■ WHAT IS BEING ASKED
If a line in the records below contains the word "マネーポストWEB", return that line.

■ EXTRACTED INFORMATION
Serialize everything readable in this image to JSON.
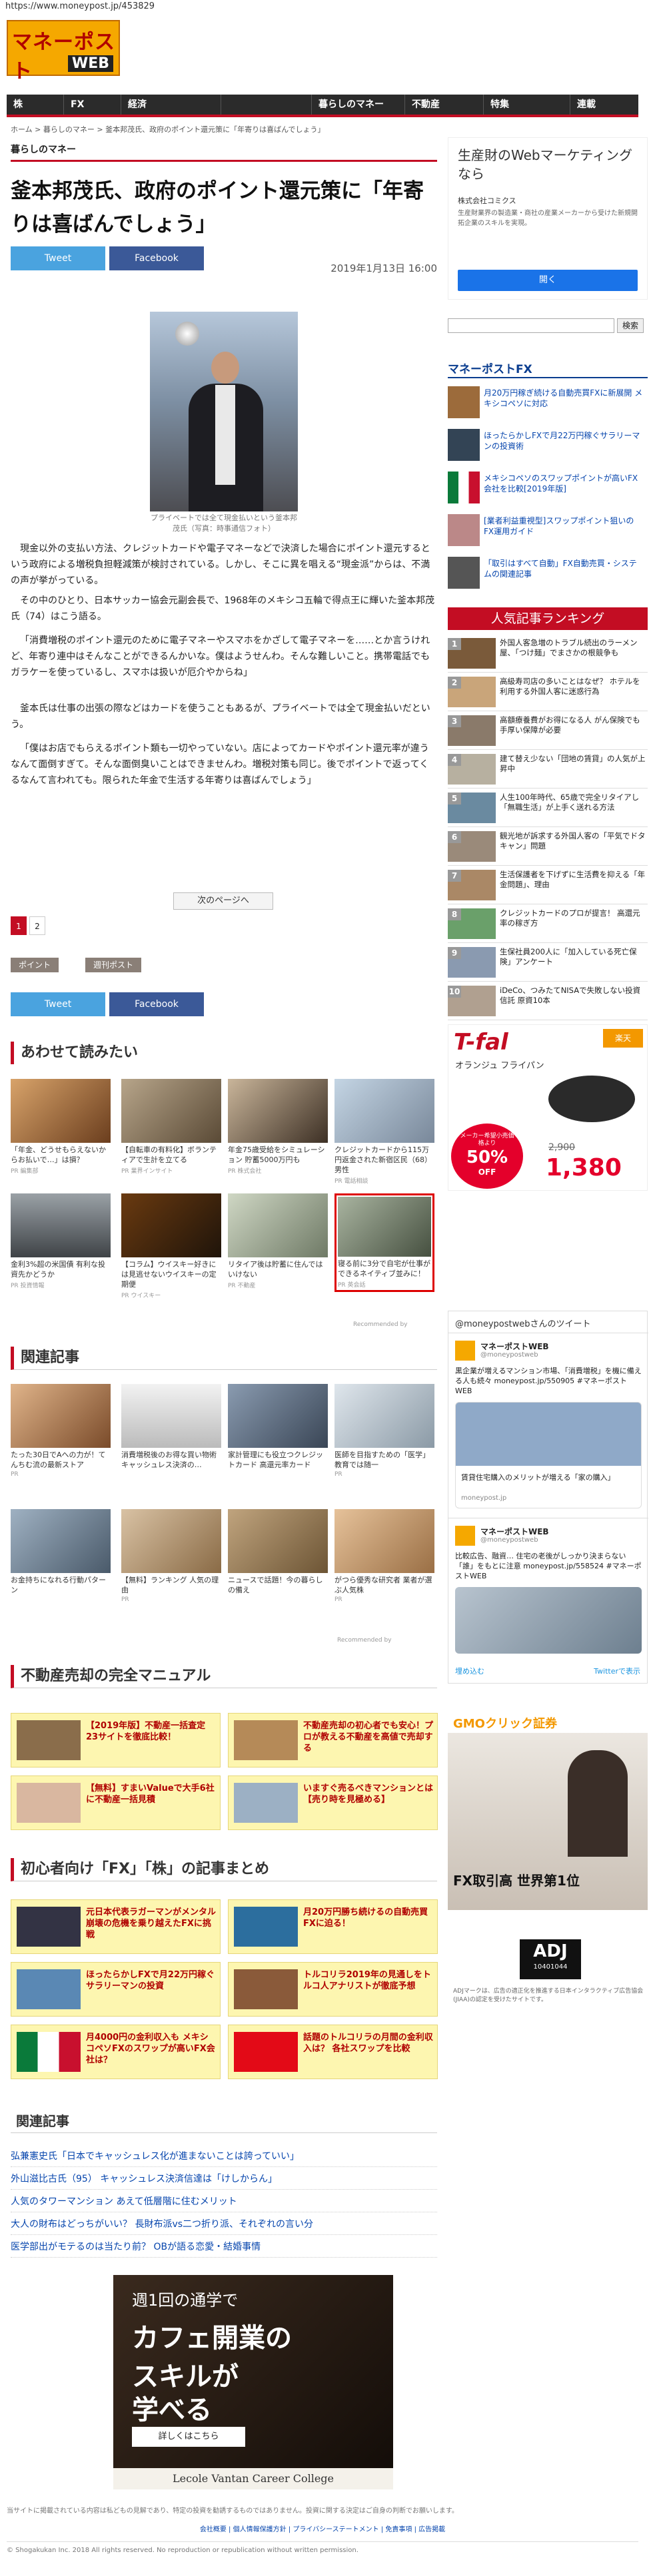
{
  "url": "https://www.moneypost.jp/453829",
  "logo": {
    "line1": "マネーポスト",
    "line2": "WEB"
  },
  "nav": [
    "株",
    "FX",
    "経済",
    "",
    "暮らしのマネー",
    "不動産",
    "特集",
    "連載"
  ],
  "crumb": "ホーム > 暮らしのマネー > 釜本邦茂氏、政府のポイント還元策に「年寄りは喜ばんでしょう」",
  "section": "暮らしのマネー",
  "title": "釜本邦茂氏、政府のポイント還元策に「年寄りは喜ばんでしょう」",
  "tweet": "Tweet",
  "facebook": "Facebook",
  "date": "2019年1月13日 16:00",
  "caption": "プライベートでは全て現金払いという釜本邦茂氏（写真：時事通信フォト）",
  "paras": [
    "現金以外の支払い方法、クレジットカードや電子マネーなどで決済した場合にポイント還元するという政府による増税負担軽減策が検討されている。しかし、そこに異を唱える“現金派”からは、不満の声が挙がっている。",
    "その中のひとり、日本サッカー協会元副会長で、1968年のメキシコ五輪で得点王に輝いた釜本邦茂氏（74）はこう語る。",
    "「消費増税のポイント還元のために電子マネーやスマホをかざして電子マネーを……とか言うけれど、年寄り連中はそんなことができるんかいな。僕はようせんわ。そんな難しいこと。携帯電話でもガラケーを使っているし、スマホは扱いが厄介やからね」",
    "釜本氏は仕事の出張の際などはカードを使うこともあるが、プライベートでは全て現金払いだという。",
    "「僕はお店でもらえるポイント類も一切やっていない。店によってカードやポイント還元率が違うなんて面倒すぎて。そんな面倒臭いことはできませんわ。増税対策も同じ。後でポイントで返ってくるなんて言われても。限られた年金で生活する年寄りは喜ばんでしょう」"
  ],
  "next_page": "次のページへ",
  "pages": [
    "1",
    "2"
  ],
  "tags": [
    "ポイント",
    "週刊ポスト"
  ],
  "sections": {
    "related_read": "あわせて読みたい",
    "related": "関連記事",
    "realestate": "不動産売却の完全マニュアル",
    "beginner": "初心者向け「FX」「株」の記事まとめ",
    "related2": "関連記事"
  },
  "read_cards": [
    {
      "t": "「年金、どうせもらえないからお払いで…」は損？",
      "s": "PR 編集部"
    },
    {
      "t": "【自転車の有料化】ボランティアで生計を立てる",
      "s": "PR 業界インサイト"
    },
    {
      "t": "年金75歳受給をシミュレーション 貯蓄5000万円も",
      "s": "PR 株式会社"
    },
    {
      "t": "クレジットカードから115万円返金された新宿区民（68）男性",
      "s": "PR 電話相談"
    },
    {
      "t": "金利3%超の米国債 有利な投資先かどうか",
      "s": "PR 投資情報"
    },
    {
      "t": "【コラム】ウイスキー好きには見逃せないウイスキーの定期便",
      "s": "PR ウイスキー"
    },
    {
      "t": "リタイア後は貯蓄に住んではいけない",
      "s": "PR 不動産"
    },
    {
      "t": "寝る前に3分で自宅が仕事ができるネイティブ並みに！",
      "s": "PR 英会話"
    }
  ],
  "recommended": "Recommended by",
  "rel_cards": [
    {
      "t": "たった30日でAへの力が！てんちむ流の最新ストア",
      "s": "PR"
    },
    {
      "t": "消費増税後のお得な買い物術 キャッシュレス決済の…",
      "s": ""
    },
    {
      "t": "家計管理にも役立つクレジットカード 高還元率カード",
      "s": ""
    },
    {
      "t": "医師を目指すための「医学」教育では随一",
      "s": "PR"
    },
    {
      "t": "お金持ちになれる行動パターン",
      "s": ""
    },
    {
      "t": "【無料】ランキング 人気の理由",
      "s": "PR"
    },
    {
      "t": "ニュースで話題！今の暮らしの備え",
      "s": ""
    },
    {
      "t": "がつら優秀な研究者 業者が選ぶ人気株",
      "s": "PR"
    }
  ],
  "manuals": [
    "【2019年版】不動産一括査定23サイトを徹底比較！",
    "不動産売却の初心者でも安心！プロが教える不動産を高値で売却する",
    "【無料】すまいValueで大手6社に不動産一括見積",
    "いますぐ売るべきマンションとは【売り時を見極める】"
  ],
  "beginner": [
    "元日本代表ラガーマンがメンタル崩壊の危機を乗り越えたFXに挑戦",
    "月20万円勝ち続けるの自動売買FXに迫る！",
    "ほったらかしFXで月22万円稼ぐサラリーマンの投資",
    "トルコリラ2019年の見通しをトルコ人アナリストが徹底予想",
    "月4000円の金利収入も メキシコペソFXのスワップが高いFX会社は？",
    "話題のトルコリラの月間の金利収入は？ 各社スワップを比較"
  ],
  "related_links": [
    "弘兼憲史氏「日本でキャッシュレス化が進まないことは誇っていい」",
    "外山滋比古氏（95） キャッシュレス決済信達は「けしからん」",
    "人気のタワーマンション あえて低層階に住むメリット",
    "大人の財布はどっちがいい？ 長財布派vs二つ折り派、それぞれの言い分",
    "医学部出がモテるのは当たり前？ OBが語る恋愛・結婚事情"
  ],
  "bottom_ad": {
    "l1": "週1回の通学で",
    "l2": "カフェ開業の",
    "l3": "スキルが",
    "l4": "学べる",
    "btn": "詳しくはこちら",
    "school": "Lecole Vantan Career College"
  },
  "footer_note": "当サイトに掲載されている内容は私どもの見解であり、特定の投資を勧誘するものではありません。投資に関する決定はご自身の判断でお願いします。",
  "footer_links": [
    "会社概要",
    "個人情報保護方針",
    "プライバシーステートメント",
    "免責事項",
    "広告掲載"
  ],
  "copyright": "© Shogakukan Inc. 2018  All rights reserved. No reproduction or republication without written permission.",
  "side_ad": {
    "title": "生産財のWebマーケティングなら",
    "company": "株式会社コミクス",
    "desc": "生産財業界の製造業・商社の産業メーカーから受けた新規開拓企業のスキルを実現。",
    "btn": "開く"
  },
  "search_btn": "検索",
  "fx_head": "マネーポストFX",
  "fx_items": [
    "月20万円稼ぎ続ける自動売買FXに新展開 メキシコペソに対応",
    "ほったらかしFXで月22万円稼ぐサラリーマンの投資術",
    "メキシコペソのスワップポイントが高いFX会社を比較[2019年版]",
    "[業者利益重視型]スワップポイント狙いのFX運用ガイド",
    "「取引はすべて自動」FX自動売買・システムの関連記事"
  ],
  "rank_head": "人気記事ランキング",
  "ranking": [
    "外国人客急増のトラブル続出のラーメン屋、「つけ麺」でまさかの根競争も",
    "高級寿司店の多いことはなぜ？ ホテルを利用する外国人客に迷惑行為",
    "高額療養費がお得になる人 がん保険でも手厚い保障が必要",
    "建て替え少ない「団地の賃貸」の人気が上昇中",
    "人生100年時代、65歳で完全リタイアし「無職生活」が上手く送れる方法",
    "観光地が訴求する外国人客の「平気でドタキャン」問題",
    "生活保護者を下げずに生活費を抑える「年金問題」、理由",
    "クレジットカードのプロが提言！ 高還元率の稼ぎ方",
    "生保社員200人に「加入している死亡保険」アンケート",
    "iDeCo、つみたてNISAで失敗しない投資信託 原資10本"
  ],
  "tfal": {
    "brand": "T-fal",
    "product": "オランジュ フライパン",
    "shop": "楽天",
    "price": "1,380",
    "orig": "2,900",
    "note": "メーカー希望小売価格より",
    "pct": "50%",
    "off": "OFF"
  },
  "twitter": {
    "label": "@moneypostwebさんのツイート",
    "name": "マネーポストWEB",
    "handle": "@moneypostweb",
    "tweet1": "黒企業が増えるマンション市場、「消費増税」を機に備える人も続々 moneypost.jp/550905 #マネーポストWEB",
    "tweet2": "比較広告、融資… 住宅の老後がしっかり決まらない「誰」をもとに注意 moneypost.jp/558524 #マネーポストWEB",
    "card": "賃貸住宅購入のメリットが増える「家の購入」",
    "domain": "moneypost.jp",
    "embed": "埋め込む",
    "view": "Twitterで表示"
  },
  "gmo": {
    "brand": "GMOクリック証券",
    "text": "FX取引高 世界第1位"
  },
  "adj": {
    "mark": "ADJ",
    "num": "10401044",
    "desc": "ADJマークは、広告の適正化を推進する日本インタラクティブ広告協会(JIAA)の認定を受けたサイトです。"
  },
  "colors": {
    "accent": "#c30d23",
    "nav": "#2b2b2b",
    "logo": "#f5a800",
    "tweet": "#4aa3df",
    "fb": "#3b5998"
  }
}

■ EXERCISE RESULT
    "name": "マネーポストWEB",
    "tweet1": "黒企業が増えるマンション市場、「消費増税」を機に備える人も続々 moneypost.jp/550905 #マネーポストWEB",
    "tweet2": "比較広告、融資… 住宅の老後がしっかり決まらない「誰」をもとに注意 moneypost.jp/558524 #マネーポストWEB",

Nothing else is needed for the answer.